_How to complete this task_.
When you print the records below, keep every word exact and leave out the images.

_Extracted records_.
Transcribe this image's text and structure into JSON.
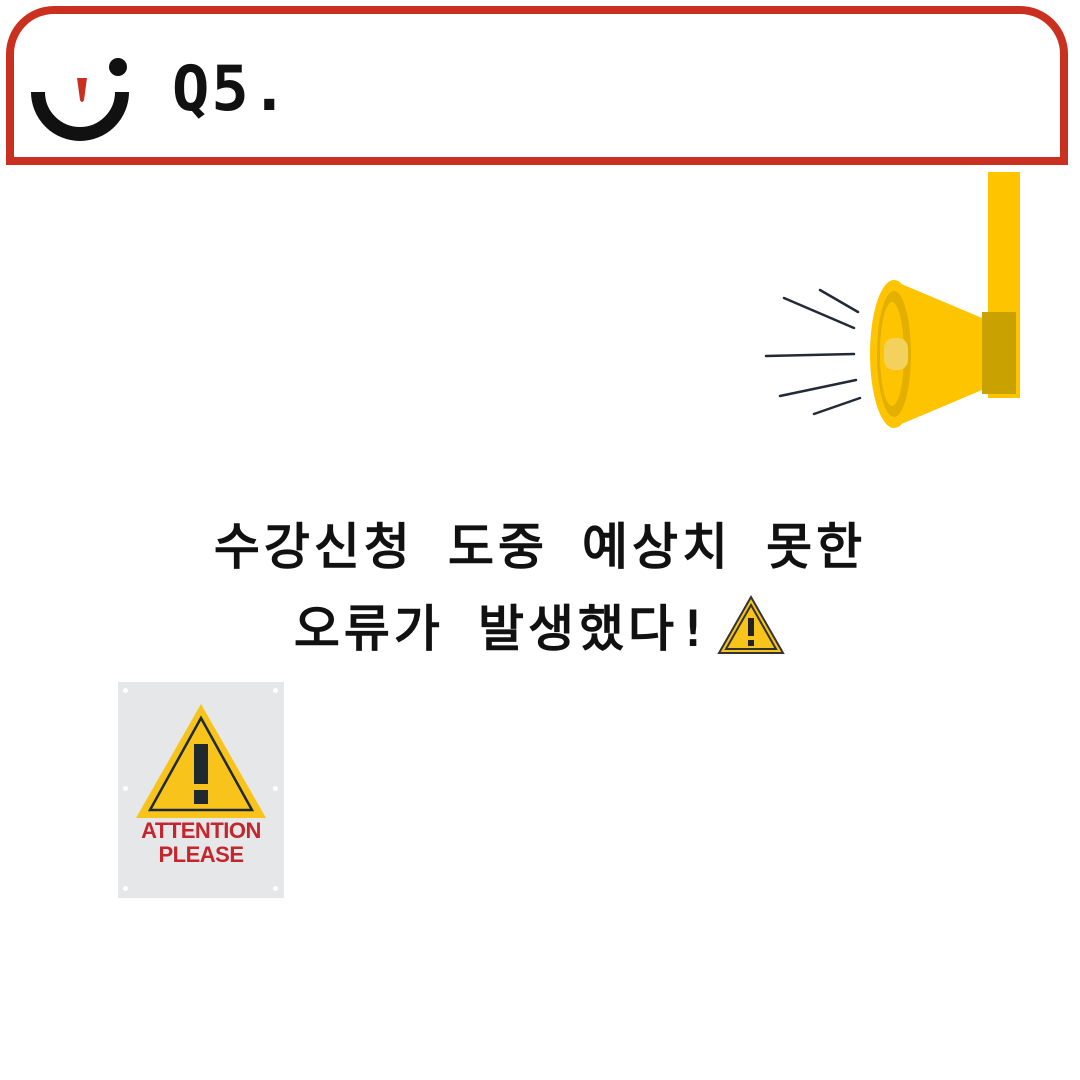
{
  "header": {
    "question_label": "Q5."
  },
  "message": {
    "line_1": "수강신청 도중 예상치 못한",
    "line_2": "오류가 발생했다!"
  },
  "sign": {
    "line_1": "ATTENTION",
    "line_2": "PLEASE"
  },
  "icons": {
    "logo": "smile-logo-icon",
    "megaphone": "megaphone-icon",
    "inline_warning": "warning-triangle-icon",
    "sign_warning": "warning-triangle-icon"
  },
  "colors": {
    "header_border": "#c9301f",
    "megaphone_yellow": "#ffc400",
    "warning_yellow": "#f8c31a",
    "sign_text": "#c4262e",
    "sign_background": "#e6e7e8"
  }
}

_Response below_.
Transcribe this image's text and structure into JSON.
{
  "header": {
    "question_label": "Q5."
  },
  "message": {
    "line_1": "수강신청 도중 예상치 못한",
    "line_2": "오류가 발생했다!"
  },
  "sign": {
    "line_1": "ATTENTION",
    "line_2": "PLEASE"
  },
  "icons": {
    "logo": "smile-logo-icon",
    "megaphone": "megaphone-icon",
    "inline_warning": "warning-triangle-icon",
    "sign_warning": "warning-triangle-icon"
  },
  "colors": {
    "header_border": "#c9301f",
    "megaphone_yellow": "#ffc400",
    "warning_yellow": "#f8c31a",
    "sign_text": "#c4262e",
    "sign_background": "#e6e7e8"
  }
}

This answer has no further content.